Each entry must be output exactly as it appears.
BEGIN RECORD SET
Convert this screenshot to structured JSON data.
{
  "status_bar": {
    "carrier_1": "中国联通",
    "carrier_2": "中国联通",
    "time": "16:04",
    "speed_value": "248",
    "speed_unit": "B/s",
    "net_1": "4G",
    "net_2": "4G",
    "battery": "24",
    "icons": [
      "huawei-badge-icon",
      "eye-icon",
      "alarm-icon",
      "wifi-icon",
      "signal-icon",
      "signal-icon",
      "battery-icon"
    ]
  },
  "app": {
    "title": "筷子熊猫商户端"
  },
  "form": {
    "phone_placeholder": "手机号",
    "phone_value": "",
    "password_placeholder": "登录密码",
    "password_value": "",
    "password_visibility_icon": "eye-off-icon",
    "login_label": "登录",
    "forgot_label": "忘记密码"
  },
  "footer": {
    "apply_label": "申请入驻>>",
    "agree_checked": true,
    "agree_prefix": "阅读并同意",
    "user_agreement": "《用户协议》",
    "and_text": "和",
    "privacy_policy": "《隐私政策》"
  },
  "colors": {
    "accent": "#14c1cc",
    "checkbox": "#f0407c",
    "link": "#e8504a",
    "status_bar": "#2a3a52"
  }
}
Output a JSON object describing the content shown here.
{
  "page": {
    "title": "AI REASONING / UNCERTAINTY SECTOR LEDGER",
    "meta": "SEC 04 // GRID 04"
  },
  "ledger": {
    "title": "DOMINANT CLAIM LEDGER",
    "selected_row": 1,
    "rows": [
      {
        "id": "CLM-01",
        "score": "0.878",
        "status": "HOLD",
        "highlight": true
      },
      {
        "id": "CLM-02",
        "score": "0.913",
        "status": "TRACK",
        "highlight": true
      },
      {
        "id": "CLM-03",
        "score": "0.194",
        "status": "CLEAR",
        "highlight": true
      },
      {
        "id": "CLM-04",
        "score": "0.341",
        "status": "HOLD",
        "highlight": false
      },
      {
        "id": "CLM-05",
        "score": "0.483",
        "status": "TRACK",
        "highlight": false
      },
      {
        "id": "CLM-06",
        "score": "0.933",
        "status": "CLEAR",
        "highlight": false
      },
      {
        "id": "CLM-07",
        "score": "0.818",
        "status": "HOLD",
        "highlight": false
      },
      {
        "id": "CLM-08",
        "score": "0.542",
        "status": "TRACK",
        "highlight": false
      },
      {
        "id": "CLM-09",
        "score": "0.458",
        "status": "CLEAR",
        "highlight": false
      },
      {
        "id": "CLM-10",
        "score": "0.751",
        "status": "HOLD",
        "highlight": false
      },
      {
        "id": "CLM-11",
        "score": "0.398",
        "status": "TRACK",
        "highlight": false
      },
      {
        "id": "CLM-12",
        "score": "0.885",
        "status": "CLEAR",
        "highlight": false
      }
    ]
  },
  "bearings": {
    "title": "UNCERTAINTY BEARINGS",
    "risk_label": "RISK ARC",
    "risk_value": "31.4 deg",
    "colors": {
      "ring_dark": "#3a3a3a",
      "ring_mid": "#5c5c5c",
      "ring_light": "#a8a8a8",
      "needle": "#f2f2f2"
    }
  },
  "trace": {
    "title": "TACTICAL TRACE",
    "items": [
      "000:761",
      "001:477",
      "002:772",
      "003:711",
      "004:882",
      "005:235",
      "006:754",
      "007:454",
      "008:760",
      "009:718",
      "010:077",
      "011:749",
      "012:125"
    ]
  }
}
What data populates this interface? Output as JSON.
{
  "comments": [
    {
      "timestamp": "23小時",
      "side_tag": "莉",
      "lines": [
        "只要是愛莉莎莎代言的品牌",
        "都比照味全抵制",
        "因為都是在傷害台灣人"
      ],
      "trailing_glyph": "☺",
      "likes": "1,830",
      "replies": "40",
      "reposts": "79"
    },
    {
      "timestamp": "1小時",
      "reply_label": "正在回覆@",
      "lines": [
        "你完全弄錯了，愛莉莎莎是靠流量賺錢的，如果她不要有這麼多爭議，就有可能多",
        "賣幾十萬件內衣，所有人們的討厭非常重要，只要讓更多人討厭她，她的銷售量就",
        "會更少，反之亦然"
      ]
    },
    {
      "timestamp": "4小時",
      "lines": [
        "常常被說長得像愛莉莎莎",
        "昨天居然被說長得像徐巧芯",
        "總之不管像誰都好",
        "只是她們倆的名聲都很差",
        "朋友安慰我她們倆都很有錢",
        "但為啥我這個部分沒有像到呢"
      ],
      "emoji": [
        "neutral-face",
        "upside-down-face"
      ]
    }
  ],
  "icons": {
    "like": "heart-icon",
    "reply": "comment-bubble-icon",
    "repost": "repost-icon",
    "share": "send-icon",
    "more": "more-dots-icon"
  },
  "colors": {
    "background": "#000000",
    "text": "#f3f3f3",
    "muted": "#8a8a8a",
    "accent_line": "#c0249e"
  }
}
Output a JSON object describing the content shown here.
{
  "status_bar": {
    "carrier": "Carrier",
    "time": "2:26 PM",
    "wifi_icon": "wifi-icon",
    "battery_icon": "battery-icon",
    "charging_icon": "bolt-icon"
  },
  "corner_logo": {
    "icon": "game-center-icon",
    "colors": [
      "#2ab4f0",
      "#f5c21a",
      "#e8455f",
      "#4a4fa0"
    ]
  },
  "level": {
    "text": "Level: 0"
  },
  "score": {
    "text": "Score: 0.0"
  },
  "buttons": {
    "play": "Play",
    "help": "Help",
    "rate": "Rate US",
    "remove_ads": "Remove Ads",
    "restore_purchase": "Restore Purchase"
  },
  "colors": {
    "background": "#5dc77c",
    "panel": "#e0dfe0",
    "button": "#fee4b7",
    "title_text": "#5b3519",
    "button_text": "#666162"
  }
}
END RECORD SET
WORKED SOLUTION:
Convert this screenshot to structured JSON data.
{
  "status_bar": {
    "carrier_1": "中国联通",
    "carrier_2": "中国联通",
    "time": "16:04",
    "speed_value": "248",
    "speed_unit": "B/s",
    "net_1": "4G",
    "net_2": "4G",
    "battery": "24",
    "icons": [
      "huawei-badge-icon",
      "eye-icon",
      "alarm-icon",
      "wifi-icon",
      "signal-icon",
      "signal-icon",
      "battery-icon"
    ]
  },
  "app": {
    "title": "筷子熊猫商户端"
  },
  "form": {
    "phone_placeholder": "手机号",
    "phone_value": "",
    "password_placeholder": "登录密码",
    "password_value": "",
    "password_visibility_icon": "eye-off-icon",
    "login_label": "登录",
    "forgot_label": "忘记密码"
  },
  "footer": {
    "apply_label": "申请入驻>>",
    "agree_checked": true,
    "agree_prefix": "阅读并同意",
    "user_agreement": "《用户协议》",
    "and_text": "和",
    "privacy_policy": "《隐私政策》"
  },
  "colors": {
    "accent": "#14c1cc",
    "checkbox": "#f0407c",
    "link": "#e8504a",
    "status_bar": "#2a3a52"
  }
}
Output a JSON object describing the content shown here.
{
  "page": {
    "title": "AI REASONING / UNCERTAINTY SECTOR LEDGER",
    "meta": "SEC 04 // GRID 04"
  },
  "ledger": {
    "title": "DOMINANT CLAIM LEDGER",
    "selected_row": 1,
    "rows": [
      {
        "id": "CLM-01",
        "score": "0.878",
        "status": "HOLD",
        "highlight": true
      },
      {
        "id": "CLM-02",
        "score": "0.913",
        "status": "TRACK",
        "highlight": true
      },
      {
        "id": "CLM-03",
        "score": "0.194",
        "status": "CLEAR",
        "highlight": true
      },
      {
        "id": "CLM-04",
        "score": "0.341",
        "status": "HOLD",
        "highlight": false
      },
      {
        "id": "CLM-05",
        "score": "0.483",
        "status": "TRACK",
        "highlight": false
      },
      {
        "id": "CLM-06",
        "score": "0.933",
        "status": "CLEAR",
        "highlight": false
      },
      {
        "id": "CLM-07",
        "score": "0.818",
        "status": "HOLD",
        "highlight": false
      },
      {
        "id": "CLM-08",
        "score": "0.542",
        "status": "TRACK",
        "highlight": false
      },
      {
        "id": "CLM-09",
        "score": "0.458",
        "status": "CLEAR",
        "highlight": false
      },
      {
        "id": "CLM-10",
        "score": "0.751",
        "status": "HOLD",
        "highlight": false
      },
      {
        "id": "CLM-11",
        "score": "0.398",
        "status": "TRACK",
        "highlight": false
      },
      {
        "id": "CLM-12",
        "score": "0.885",
        "status": "CLEAR",
        "highlight": false
      }
    ]
  },
  "bearings": {
    "title": "UNCERTAINTY BEARINGS",
    "risk_label": "RISK ARC",
    "risk_value": "31.4 deg",
    "colors": {
      "ring_dark": "#3a3a3a",
      "ring_mid": "#5c5c5c",
      "ring_light": "#a8a8a8",
      "needle": "#f2f2f2"
    }
  },
  "trace": {
    "title": "TACTICAL TRACE",
    "items": [
      "000:761",
      "001:477",
      "002:772",
      "003:711",
      "004:882",
      "005:235",
      "006:754",
      "007:454",
      "008:760",
      "009:718",
      "010:077",
      "011:749",
      "012:125"
    ]
  }
}
What data populates this interface? Output as JSON.
{
  "comments": [
    {
      "timestamp": "23小時",
      "side_tag": "莉",
      "lines": [
        "只要是愛莉莎莎代言的品牌",
        "都比照味全抵制",
        "因為都是在傷害台灣人"
      ],
      "trailing_glyph": "☺",
      "likes": "1,830",
      "replies": "40",
      "reposts": "79"
    },
    {
      "timestamp": "1小時",
      "reply_label": "正在回覆@",
      "lines": [
        "你完全弄錯了，愛莉莎莎是靠流量賺錢的，如果她不要有這麼多爭議，就有可能多",
        "賣幾十萬件內衣，所有人們的討厭非常重要，只要讓更多人討厭她，她的銷售量就",
        "會更少，反之亦然"
      ]
    },
    {
      "timestamp": "4小時",
      "lines": [
        "常常被說長得像愛莉莎莎",
        "昨天居然被說長得像徐巧芯",
        "總之不管像誰都好",
        "只是她們倆的名聲都很差",
        "朋友安慰我她們倆都很有錢",
        "但為啥我這個部分沒有像到呢"
      ],
      "emoji": [
        "neutral-face",
        "upside-down-face"
      ]
    }
  ],
  "icons": {
    "like": "heart-icon",
    "reply": "comment-bubble-icon",
    "repost": "repost-icon",
    "share": "send-icon",
    "more": "more-dots-icon"
  },
  "colors": {
    "background": "#000000",
    "text": "#f3f3f3",
    "muted": "#8a8a8a",
    "accent_line": "#c0249e"
  }
}
Output a JSON object describing the content shown here.
{
  "status_bar": {
    "carrier": "Carrier",
    "time": "2:26 PM",
    "wifi_icon": "wifi-icon",
    "battery_icon": "battery-icon",
    "charging_icon": "bolt-icon"
  },
  "corner_logo": {
    "icon": "game-center-icon",
    "colors": [
      "#2ab4f0",
      "#f5c21a",
      "#e8455f",
      "#4a4fa0"
    ]
  },
  "level": {
    "text": "Level: 0"
  },
  "score": {
    "text": "Score: 0.0"
  },
  "buttons": {
    "play": "Play",
    "help": "Help",
    "rate": "Rate US",
    "remove_ads": "Remove Ads",
    "restore_purchase": "Restore Purchase"
  },
  "colors": {
    "background": "#5dc77c",
    "panel": "#e0dfe0",
    "button": "#fee4b7",
    "title_text": "#5b3519",
    "button_text": "#666162"
  }
}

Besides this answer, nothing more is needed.